• [Task goal]:
Without the pictures, repeat all of the data exactly as it appears below.

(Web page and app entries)
_ _ _

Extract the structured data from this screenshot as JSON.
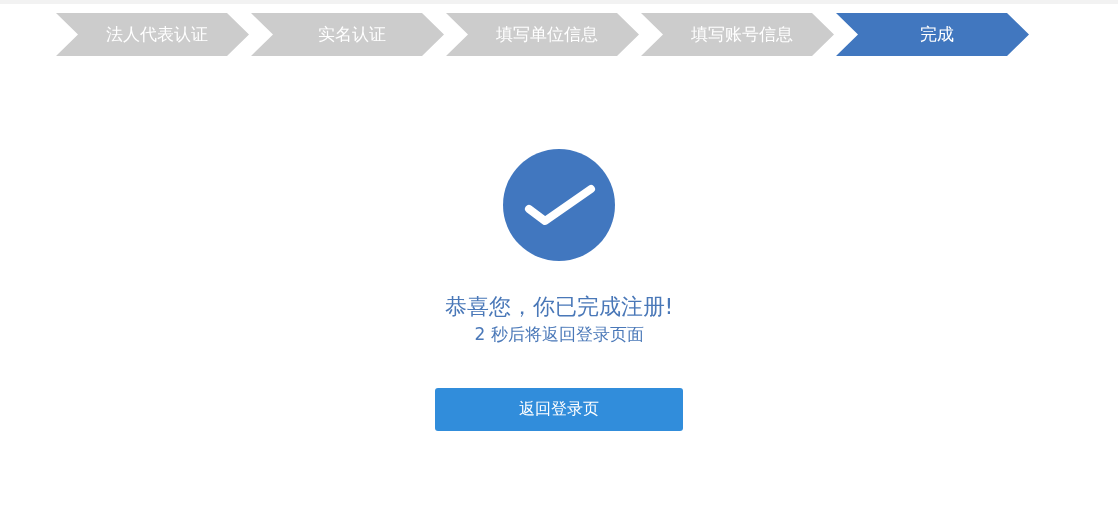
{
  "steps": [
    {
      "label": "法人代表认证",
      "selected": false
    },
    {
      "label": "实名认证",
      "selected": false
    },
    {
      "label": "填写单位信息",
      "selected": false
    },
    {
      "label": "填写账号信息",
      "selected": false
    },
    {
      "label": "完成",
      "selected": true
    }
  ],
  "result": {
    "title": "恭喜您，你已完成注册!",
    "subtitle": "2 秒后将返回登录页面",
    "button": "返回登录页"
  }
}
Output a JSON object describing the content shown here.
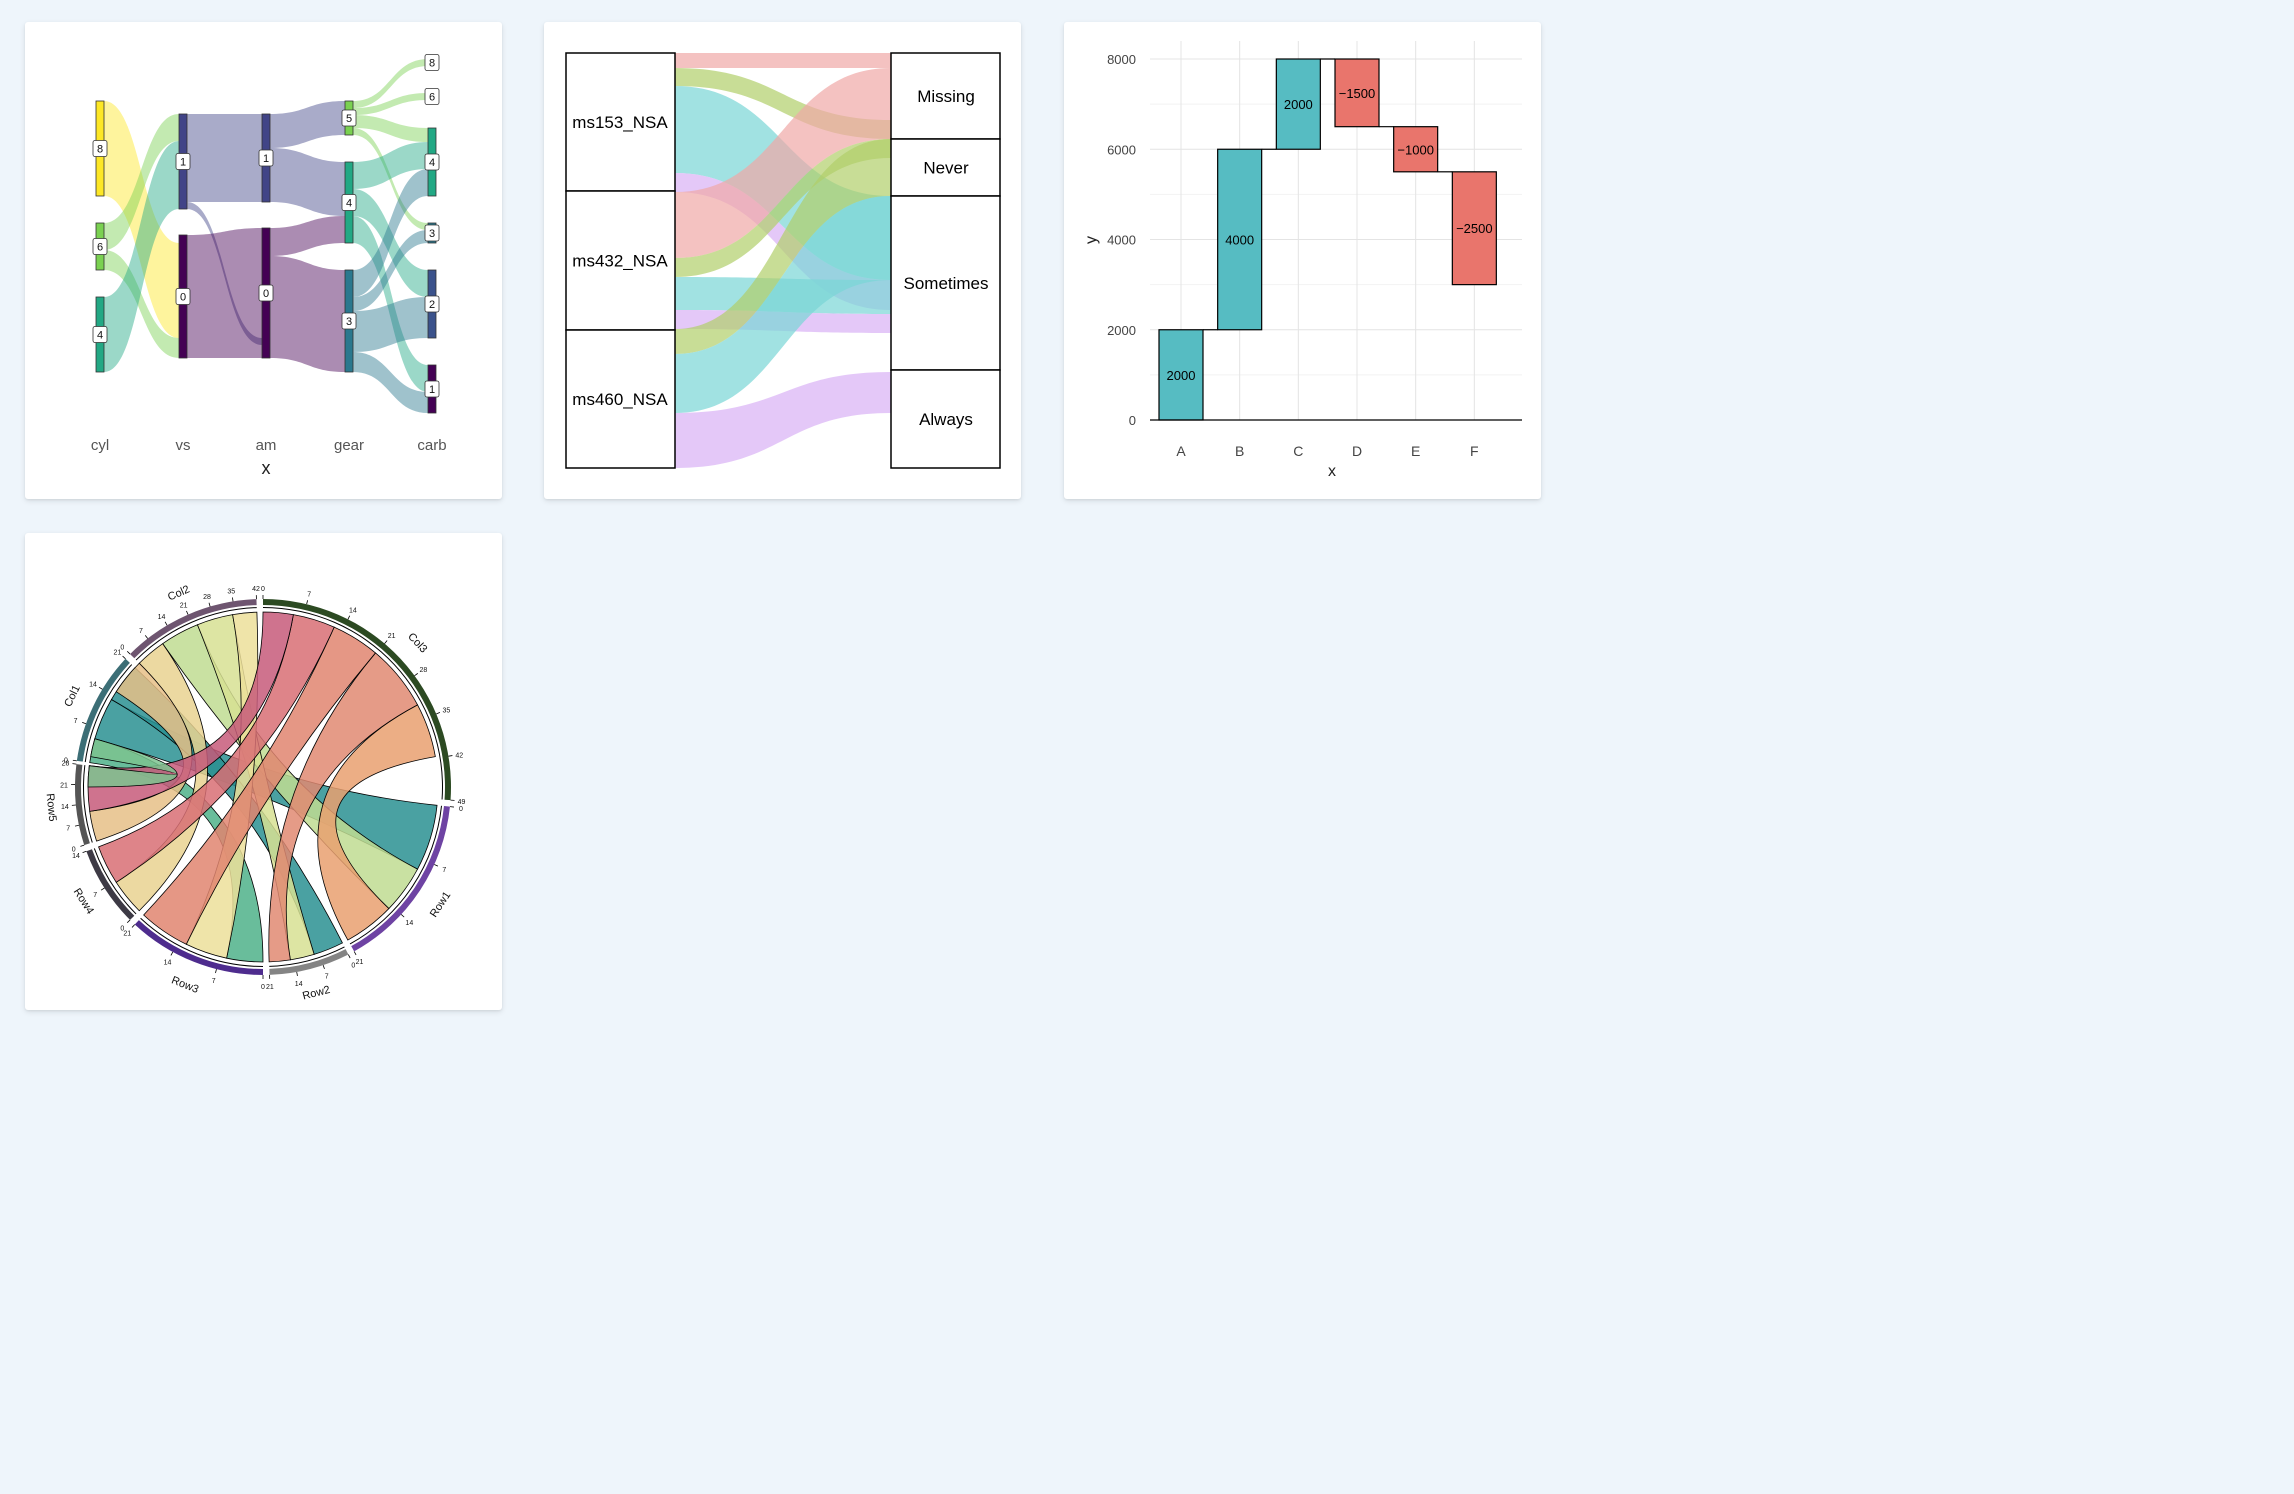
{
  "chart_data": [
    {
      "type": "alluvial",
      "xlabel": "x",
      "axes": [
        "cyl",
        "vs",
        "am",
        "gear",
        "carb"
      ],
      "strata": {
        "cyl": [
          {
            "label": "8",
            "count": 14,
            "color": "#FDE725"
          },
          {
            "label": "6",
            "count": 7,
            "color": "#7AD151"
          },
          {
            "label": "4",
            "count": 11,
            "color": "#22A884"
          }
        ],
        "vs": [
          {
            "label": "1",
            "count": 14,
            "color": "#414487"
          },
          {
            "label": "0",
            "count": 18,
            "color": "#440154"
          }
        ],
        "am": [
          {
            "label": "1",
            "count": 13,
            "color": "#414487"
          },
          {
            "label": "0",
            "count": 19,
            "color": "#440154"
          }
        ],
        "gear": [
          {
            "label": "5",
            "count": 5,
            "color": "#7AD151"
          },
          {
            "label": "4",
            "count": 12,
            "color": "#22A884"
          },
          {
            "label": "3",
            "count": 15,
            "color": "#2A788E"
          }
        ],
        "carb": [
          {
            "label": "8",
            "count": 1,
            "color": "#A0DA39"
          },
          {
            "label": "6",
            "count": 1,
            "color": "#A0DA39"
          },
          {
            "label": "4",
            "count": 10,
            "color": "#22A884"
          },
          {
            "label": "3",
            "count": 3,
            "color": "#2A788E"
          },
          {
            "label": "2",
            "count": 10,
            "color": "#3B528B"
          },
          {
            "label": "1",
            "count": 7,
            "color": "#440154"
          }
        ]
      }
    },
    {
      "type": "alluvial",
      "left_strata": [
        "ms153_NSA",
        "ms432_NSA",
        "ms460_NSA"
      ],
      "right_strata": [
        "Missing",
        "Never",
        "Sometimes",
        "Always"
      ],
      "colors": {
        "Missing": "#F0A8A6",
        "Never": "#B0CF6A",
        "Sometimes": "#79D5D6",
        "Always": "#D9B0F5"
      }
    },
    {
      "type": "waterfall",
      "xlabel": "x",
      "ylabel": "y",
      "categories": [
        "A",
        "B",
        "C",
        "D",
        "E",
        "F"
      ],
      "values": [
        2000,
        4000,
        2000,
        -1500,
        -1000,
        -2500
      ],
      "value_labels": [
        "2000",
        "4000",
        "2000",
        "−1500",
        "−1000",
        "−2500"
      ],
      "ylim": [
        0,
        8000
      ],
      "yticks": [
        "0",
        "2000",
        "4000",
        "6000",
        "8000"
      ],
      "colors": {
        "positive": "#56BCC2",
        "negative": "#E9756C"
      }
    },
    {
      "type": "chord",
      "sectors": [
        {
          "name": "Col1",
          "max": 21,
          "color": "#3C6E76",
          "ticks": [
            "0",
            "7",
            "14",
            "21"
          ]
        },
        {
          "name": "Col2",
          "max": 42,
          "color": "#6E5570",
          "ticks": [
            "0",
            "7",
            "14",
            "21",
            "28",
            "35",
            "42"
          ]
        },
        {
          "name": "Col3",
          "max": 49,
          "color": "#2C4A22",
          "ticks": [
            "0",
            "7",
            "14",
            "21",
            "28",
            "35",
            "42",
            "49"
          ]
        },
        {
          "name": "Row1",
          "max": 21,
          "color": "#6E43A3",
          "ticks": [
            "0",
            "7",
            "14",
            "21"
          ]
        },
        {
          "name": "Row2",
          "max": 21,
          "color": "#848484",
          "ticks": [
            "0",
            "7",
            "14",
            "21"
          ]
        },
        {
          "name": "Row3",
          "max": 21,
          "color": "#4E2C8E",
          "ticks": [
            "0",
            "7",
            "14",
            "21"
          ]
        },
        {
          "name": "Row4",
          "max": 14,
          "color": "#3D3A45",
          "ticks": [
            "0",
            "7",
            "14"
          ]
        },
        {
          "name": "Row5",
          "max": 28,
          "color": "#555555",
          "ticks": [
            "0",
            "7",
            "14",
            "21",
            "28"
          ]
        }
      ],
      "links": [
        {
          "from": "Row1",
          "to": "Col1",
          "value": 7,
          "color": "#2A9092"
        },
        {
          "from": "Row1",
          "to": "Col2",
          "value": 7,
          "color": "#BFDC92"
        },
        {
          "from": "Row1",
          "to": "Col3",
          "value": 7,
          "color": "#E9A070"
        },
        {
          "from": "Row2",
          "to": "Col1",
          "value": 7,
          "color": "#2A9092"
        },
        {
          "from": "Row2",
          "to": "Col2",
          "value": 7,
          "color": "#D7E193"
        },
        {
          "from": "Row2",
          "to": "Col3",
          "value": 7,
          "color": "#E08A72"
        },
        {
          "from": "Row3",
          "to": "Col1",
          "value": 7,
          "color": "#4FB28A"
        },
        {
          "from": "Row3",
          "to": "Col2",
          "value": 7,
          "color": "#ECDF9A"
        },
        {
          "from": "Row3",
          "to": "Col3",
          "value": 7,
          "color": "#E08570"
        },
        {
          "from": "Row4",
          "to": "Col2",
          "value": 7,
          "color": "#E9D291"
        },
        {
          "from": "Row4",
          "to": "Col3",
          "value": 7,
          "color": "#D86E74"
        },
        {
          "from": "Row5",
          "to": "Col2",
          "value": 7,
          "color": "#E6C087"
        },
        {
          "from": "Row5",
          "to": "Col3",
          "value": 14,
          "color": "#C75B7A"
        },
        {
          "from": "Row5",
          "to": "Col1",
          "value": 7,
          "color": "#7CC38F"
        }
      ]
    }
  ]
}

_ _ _

• [Task answer]:
Extract the structured data from this screenshot as JSON.
{
  "steps": [
    {
      "label": "法人代表认证",
      "selected": false
    },
    {
      "label": "实名认证",
      "selected": false
    },
    {
      "label": "填写单位信息",
      "selected": false
    },
    {
      "label": "填写账号信息",
      "selected": false
    },
    {
      "label": "完成",
      "selected": true
    }
  ],
  "result": {
    "title": "恭喜您，你已完成注册!",
    "subtitle": "2 秒后将返回登录页面",
    "button": "返回登录页"
  }
}
Output a JSON object describing the content shown here.
{
  "chart_data": [
    {
      "type": "alluvial",
      "xlabel": "x",
      "axes": [
        "cyl",
        "vs",
        "am",
        "gear",
        "carb"
      ],
      "strata": {
        "cyl": [
          {
            "label": "8",
            "count": 14,
            "color": "#FDE725"
          },
          {
            "label": "6",
            "count": 7,
            "color": "#7AD151"
          },
          {
            "label": "4",
            "count": 11,
            "color": "#22A884"
          }
        ],
        "vs": [
          {
            "label": "1",
            "count": 14,
            "color": "#414487"
          },
          {
            "label": "0",
            "count": 18,
            "color": "#440154"
          }
        ],
        "am": [
          {
            "label": "1",
            "count": 13,
            "color": "#414487"
          },
          {
            "label": "0",
            "count": 19,
            "color": "#440154"
          }
        ],
        "gear": [
          {
            "label": "5",
            "count": 5,
            "color": "#7AD151"
          },
          {
            "label": "4",
            "count": 12,
            "color": "#22A884"
          },
          {
            "label": "3",
            "count": 15,
            "color": "#2A788E"
          }
        ],
        "carb": [
          {
            "label": "8",
            "count": 1,
            "color": "#A0DA39"
          },
          {
            "label": "6",
            "count": 1,
            "color": "#A0DA39"
          },
          {
            "label": "4",
            "count": 10,
            "color": "#22A884"
          },
          {
            "label": "3",
            "count": 3,
            "color": "#2A788E"
          },
          {
            "label": "2",
            "count": 10,
            "color": "#3B528B"
          },
          {
            "label": "1",
            "count": 7,
            "color": "#440154"
          }
        ]
      }
    },
    {
      "type": "alluvial",
      "left_strata": [
        "ms153_NSA",
        "ms432_NSA",
        "ms460_NSA"
      ],
      "right_strata": [
        "Missing",
        "Never",
        "Sometimes",
        "Always"
      ],
      "colors": {
        "Missing": "#F0A8A6",
        "Never": "#B0CF6A",
        "Sometimes": "#79D5D6",
        "Always": "#D9B0F5"
      }
    },
    {
      "type": "waterfall",
      "xlabel": "x",
      "ylabel": "y",
      "categories": [
        "A",
        "B",
        "C",
        "D",
        "E",
        "F"
      ],
      "values": [
        2000,
        4000,
        2000,
        -1500,
        -1000,
        -2500
      ],
      "value_labels": [
        "2000",
        "4000",
        "2000",
        "−1500",
        "−1000",
        "−2500"
      ],
      "ylim": [
        0,
        8000
      ],
      "yticks": [
        "0",
        "2000",
        "4000",
        "6000",
        "8000"
      ],
      "colors": {
        "positive": "#56BCC2",
        "negative": "#E9756C"
      }
    },
    {
      "type": "chord",
      "sectors": [
        {
          "name": "Col1",
          "max": 21,
          "color": "#3C6E76",
          "ticks": [
            "0",
            "7",
            "14",
            "21"
          ]
        },
        {
          "name": "Col2",
          "max": 42,
          "color": "#6E5570",
          "ticks": [
            "0",
            "7",
            "14",
            "21",
            "28",
            "35",
            "42"
          ]
        },
        {
          "name": "Col3",
          "max": 49,
          "color": "#2C4A22",
          "ticks": [
            "0",
            "7",
            "14",
            "21",
            "28",
            "35",
            "42",
            "49"
          ]
        },
        {
          "name": "Row1",
          "max": 21,
          "color": "#6E43A3",
          "ticks": [
            "0",
            "7",
            "14",
            "21"
          ]
        },
        {
          "name": "Row2",
          "max": 21,
          "color": "#848484",
          "ticks": [
            "0",
            "7",
            "14",
            "21"
          ]
        },
        {
          "name": "Row3",
          "max": 21,
          "color": "#4E2C8E",
          "ticks": [
            "0",
            "7",
            "14",
            "21"
          ]
        },
        {
          "name": "Row4",
          "max": 14,
          "color": "#3D3A45",
          "ticks": [
            "0",
            "7",
            "14"
          ]
        },
        {
          "name": "Row5",
          "max": 28,
          "color": "#555555",
          "ticks": [
            "0",
            "7",
            "14",
            "21",
            "28"
          ]
        }
      ],
      "links": [
        {
          "from": "Row1",
          "to": "Col1",
          "value": 7,
          "color": "#2A9092"
        },
        {
          "from": "Row1",
          "to": "Col2",
          "value": 7,
          "color": "#BFDC92"
        },
        {
          "from": "Row1",
          "to": "Col3",
          "value": 7,
          "color": "#E9A070"
        },
        {
          "from": "Row2",
          "to": "Col1",
          "value": 7,
          "color": "#2A9092"
        },
        {
          "from": "Row2",
          "to": "Col2",
          "value": 7,
          "color": "#D7E193"
        },
        {
          "from": "Row2",
          "to": "Col3",
          "value": 7,
          "color": "#E08A72"
        },
        {
          "from": "Row3",
          "to": "Col1",
          "value": 7,
          "color": "#4FB28A"
        },
        {
          "from": "Row3",
          "to": "Col2",
          "value": 7,
          "color": "#ECDF9A"
        },
        {
          "from": "Row3",
          "to": "Col3",
          "value": 7,
          "color": "#E08570"
        },
        {
          "from": "Row4",
          "to": "Col2",
          "value": 7,
          "color": "#E9D291"
        },
        {
          "from": "Row4",
          "to": "Col3",
          "value": 7,
          "color": "#D86E74"
        },
        {
          "from": "Row5",
          "to": "Col2",
          "value": 7,
          "color": "#E6C087"
        },
        {
          "from": "Row5",
          "to": "Col3",
          "value": 14,
          "color": "#C75B7A"
        },
        {
          "from": "Row5",
          "to": "Col1",
          "value": 7,
          "color": "#7CC38F"
        }
      ]
    }
  ]
}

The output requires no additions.